Some of the trails and public footpaths are suitable for pushchairs and wheelchairs and can be accessed using a Radar key, but other sections have squeeze-gates, steps and stiles. Please speak to a ranger or volunteer for advice about routes and weather conditions.
The car park is next to the Visitors' Centre and holds around 40 vehicles. Coaches need to book in advance.
The Visitors' Centre is open from approximately 10am to 5pm most days (except Christmas Day). Please note that as it is run by volunteers, we cannot guarantee it will always be open. The voluntary wardens can answer any questions you have to help you get the most from your visit. You can also pick up information leaflets and maps of the reserve and other local attractions.
In the centre you can also find:
a range of light refreshments
an up-to-date sightings board/book – feel free to call in at the end of your visit and tell us what you’ve seen
a viewing window of the feeding station and the meadow, equipped with binoculars and telescopes
a children’s corner with activities for younger visitors
bird food and Paxton Reserve Honey for sale.
Toilets are located at the Visitors’ Centre.

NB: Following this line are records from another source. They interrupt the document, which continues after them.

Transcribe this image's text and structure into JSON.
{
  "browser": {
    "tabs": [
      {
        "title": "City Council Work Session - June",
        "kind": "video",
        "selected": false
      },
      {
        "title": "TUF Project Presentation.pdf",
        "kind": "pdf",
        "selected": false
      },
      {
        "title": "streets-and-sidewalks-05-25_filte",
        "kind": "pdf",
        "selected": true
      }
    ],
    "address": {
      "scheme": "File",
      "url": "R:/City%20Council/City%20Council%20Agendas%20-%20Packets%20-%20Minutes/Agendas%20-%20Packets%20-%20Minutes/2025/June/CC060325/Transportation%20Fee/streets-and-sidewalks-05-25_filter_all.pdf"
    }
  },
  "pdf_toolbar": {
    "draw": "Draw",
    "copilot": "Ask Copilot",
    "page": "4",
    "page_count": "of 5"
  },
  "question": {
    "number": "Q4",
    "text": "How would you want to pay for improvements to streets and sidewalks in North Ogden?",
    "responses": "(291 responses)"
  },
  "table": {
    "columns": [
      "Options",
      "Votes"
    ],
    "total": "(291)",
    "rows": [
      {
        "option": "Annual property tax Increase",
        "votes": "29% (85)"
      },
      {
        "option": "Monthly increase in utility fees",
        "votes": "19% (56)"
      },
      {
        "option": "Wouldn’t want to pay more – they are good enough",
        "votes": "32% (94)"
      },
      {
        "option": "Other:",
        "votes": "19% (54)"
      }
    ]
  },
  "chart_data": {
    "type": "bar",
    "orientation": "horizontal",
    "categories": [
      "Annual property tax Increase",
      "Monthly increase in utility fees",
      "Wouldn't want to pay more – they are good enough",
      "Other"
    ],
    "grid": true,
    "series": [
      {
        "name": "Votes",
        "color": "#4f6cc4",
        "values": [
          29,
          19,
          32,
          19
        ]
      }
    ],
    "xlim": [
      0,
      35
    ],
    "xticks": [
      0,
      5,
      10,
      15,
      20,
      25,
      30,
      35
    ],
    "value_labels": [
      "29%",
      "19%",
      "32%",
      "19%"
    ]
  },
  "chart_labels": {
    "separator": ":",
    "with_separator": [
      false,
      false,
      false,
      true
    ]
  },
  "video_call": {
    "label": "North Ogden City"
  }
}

They are open every day and during the evening when there are events or visiting groups.
There is disabled parking in the car park and wheelchair access to the Visitor’s Centre and toilets. There is also one disabled toilet. Some of the reserve is suitable for wheelchairs via Radar gates, including the Hayden Hide, but other sections have squeeze-gates, steps and stiles.
Many of the paths, such as the Heron Trail and around the Hayling Lake, are accessible to wheelchairs but can become muddy during wet weather. Radar keys are sold in the Visitors’ Centre.
There is an electrical wheelchair which you can borrow from the Visitor’s Centre free of charge - you will need to leave your car keys as a deposit. Please ask the rangers if you would like to use this.
What to wear?
We recommend you wear wellingtons or stout walking shoes in wet weather, especially when using the Meadow Trail, the River Trail, the Sailing Lake trail or the Ouse Valley Way. The Heron Trail remains relatively dry in all but the worst weather conditions.